→ **Exercise**
Every line of the following records that includes "title" should be copied.

Data for analysis below:

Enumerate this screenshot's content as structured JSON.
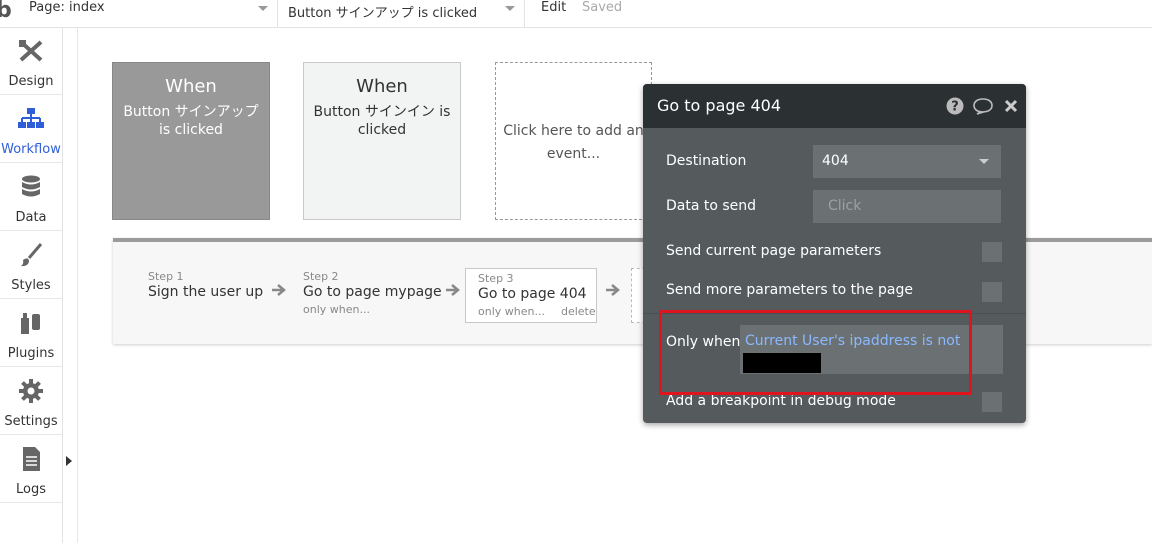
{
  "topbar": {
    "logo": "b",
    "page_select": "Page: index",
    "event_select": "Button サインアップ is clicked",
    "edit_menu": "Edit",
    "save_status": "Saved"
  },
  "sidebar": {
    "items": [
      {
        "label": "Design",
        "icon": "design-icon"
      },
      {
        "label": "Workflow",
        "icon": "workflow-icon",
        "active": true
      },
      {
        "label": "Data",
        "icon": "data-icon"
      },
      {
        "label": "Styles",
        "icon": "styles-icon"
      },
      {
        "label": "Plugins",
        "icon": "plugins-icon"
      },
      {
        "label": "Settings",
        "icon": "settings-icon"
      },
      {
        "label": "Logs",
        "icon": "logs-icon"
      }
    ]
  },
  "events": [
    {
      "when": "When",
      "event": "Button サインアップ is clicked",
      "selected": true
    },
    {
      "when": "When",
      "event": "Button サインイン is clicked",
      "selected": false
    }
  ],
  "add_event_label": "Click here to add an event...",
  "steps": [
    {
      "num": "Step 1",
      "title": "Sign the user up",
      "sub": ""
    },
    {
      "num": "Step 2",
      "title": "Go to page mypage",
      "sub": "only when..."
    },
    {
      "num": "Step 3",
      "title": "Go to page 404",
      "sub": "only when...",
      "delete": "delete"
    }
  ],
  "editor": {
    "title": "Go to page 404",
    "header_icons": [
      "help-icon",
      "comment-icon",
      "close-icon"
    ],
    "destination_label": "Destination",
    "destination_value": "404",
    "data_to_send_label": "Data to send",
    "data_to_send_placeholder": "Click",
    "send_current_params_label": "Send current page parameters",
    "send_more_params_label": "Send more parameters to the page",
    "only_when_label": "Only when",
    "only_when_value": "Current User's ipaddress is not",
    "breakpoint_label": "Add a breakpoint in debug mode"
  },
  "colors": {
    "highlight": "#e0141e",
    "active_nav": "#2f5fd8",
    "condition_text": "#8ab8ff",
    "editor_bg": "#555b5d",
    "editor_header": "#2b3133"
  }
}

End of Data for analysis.
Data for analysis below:

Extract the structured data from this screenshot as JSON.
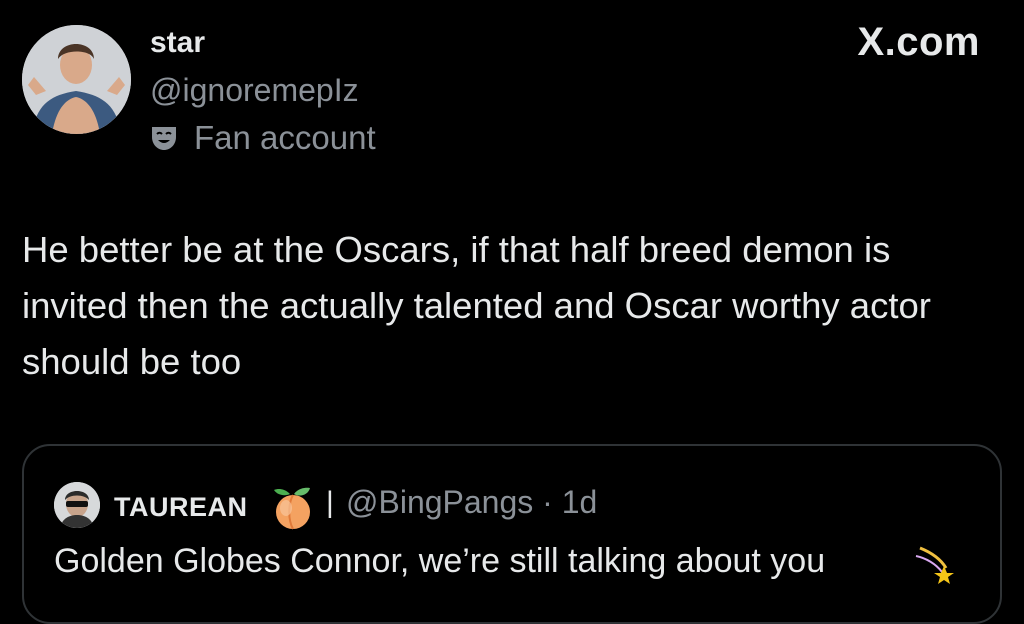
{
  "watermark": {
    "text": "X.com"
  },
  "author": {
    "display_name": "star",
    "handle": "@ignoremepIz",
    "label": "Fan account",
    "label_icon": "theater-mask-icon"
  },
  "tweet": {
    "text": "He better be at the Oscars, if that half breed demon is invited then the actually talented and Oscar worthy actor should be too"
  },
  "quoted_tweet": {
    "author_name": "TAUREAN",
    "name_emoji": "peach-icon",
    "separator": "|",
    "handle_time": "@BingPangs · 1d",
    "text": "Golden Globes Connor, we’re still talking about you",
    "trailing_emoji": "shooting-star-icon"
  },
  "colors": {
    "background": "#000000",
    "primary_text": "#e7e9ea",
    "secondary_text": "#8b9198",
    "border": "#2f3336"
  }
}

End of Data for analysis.

→ **The completed task**
      "title": "Sign the user up",
      "title": "Go to page mypage",
      "title": "Go to page 404",
    "title": "Go to page 404",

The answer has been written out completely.